One of the larger news features of mid-February was the arrival in Baghdad of some 200 peace missionaries from around the world, who had come, they announced in appropriately grave tones, to serve as "human shields"—to put themselves between the targets in Iraq and the bombers of the mad George W. Bush. The British contingent of the mission, traveling photogenically in two old-fashioned red double-decker buses, got the lion's share of the press, thanks in part to the media talents of sixty-eight-year-old Godfrey Meynell, who has an interestingly counterintuitive résumé for this sort of thing (he is a former Foreign Office man and a former high sheriff of Derbyshire), an attractive stiff-upper-lip yet unassuming-bloke-of-the-people manner, and the natural hamminess of a well-aged Smithfield. For a week or so you could scarcely pick up a London paper without catching a breeze from Meynell's stiff upper lip in action. "I do think if we have a large number of people at the sites, it will be very difficult for them to bomb," he said in a typical utterance. "I really do think so."
On March 2 The Sunday Telegraph reported that almost all of Britain's eleven would-be shields were among those who had decided, on second thought, that sequestering themselves in buildings slated to receive high explosives was actually too dangerous, and had quietly slipped away to home.
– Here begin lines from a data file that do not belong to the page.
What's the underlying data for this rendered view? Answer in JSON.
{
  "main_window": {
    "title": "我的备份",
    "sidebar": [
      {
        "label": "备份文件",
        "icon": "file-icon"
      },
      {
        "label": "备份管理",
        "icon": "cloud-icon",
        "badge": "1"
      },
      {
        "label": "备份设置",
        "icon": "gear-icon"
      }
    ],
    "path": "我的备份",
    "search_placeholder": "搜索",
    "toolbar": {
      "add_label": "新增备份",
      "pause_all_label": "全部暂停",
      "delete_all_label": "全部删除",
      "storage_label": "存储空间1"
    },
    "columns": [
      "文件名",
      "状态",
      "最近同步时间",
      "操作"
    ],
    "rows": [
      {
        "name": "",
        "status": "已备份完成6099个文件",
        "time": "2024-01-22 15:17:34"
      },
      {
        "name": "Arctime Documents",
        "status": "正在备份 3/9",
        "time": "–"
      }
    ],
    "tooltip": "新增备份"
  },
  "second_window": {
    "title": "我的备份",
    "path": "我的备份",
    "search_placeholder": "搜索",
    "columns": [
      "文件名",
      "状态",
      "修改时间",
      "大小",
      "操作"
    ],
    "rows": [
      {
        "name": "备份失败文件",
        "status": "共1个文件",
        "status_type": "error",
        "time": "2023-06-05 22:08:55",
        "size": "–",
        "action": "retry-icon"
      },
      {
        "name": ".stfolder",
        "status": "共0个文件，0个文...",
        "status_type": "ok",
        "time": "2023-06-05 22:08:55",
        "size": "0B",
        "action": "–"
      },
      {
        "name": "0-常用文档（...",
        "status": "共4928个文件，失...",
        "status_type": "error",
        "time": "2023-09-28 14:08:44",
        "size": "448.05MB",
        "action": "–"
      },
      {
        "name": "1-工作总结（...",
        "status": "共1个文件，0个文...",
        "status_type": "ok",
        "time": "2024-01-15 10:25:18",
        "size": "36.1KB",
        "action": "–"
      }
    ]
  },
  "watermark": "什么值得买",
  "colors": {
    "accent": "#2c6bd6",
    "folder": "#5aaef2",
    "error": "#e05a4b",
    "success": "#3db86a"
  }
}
The fault, apparently, lay with the perhaps naive Iraqi government, which apparently took at face value the missionaries' pronouncements of their willingness to risk life for peace. As the Telegraph reported, after nearly two weeks had passed in which only about sixty-five of the shields "had so far agreed to take up positions at the oil refineries, power plants and water-purification sites" selected by the Iraqi regime as "strategic sites," the government group hosting the pacifists, the Organization of Friendship, Peace and Solidarity, had presented them with an ultimatum: choose their spots or leave. Meynell, who was among the relative few to have bedded down at a potential crater (a Baghdad power station), was admirably forthright in admitting his new understanding of realities. "I am ashamed to be leaving you," he told the workers at the power station, "but I'm going out of pure, cold fear." It had come to him, he said, that "this power plant is right next to a bridge, surrounded by Republican Guards. It's obviously a prime target."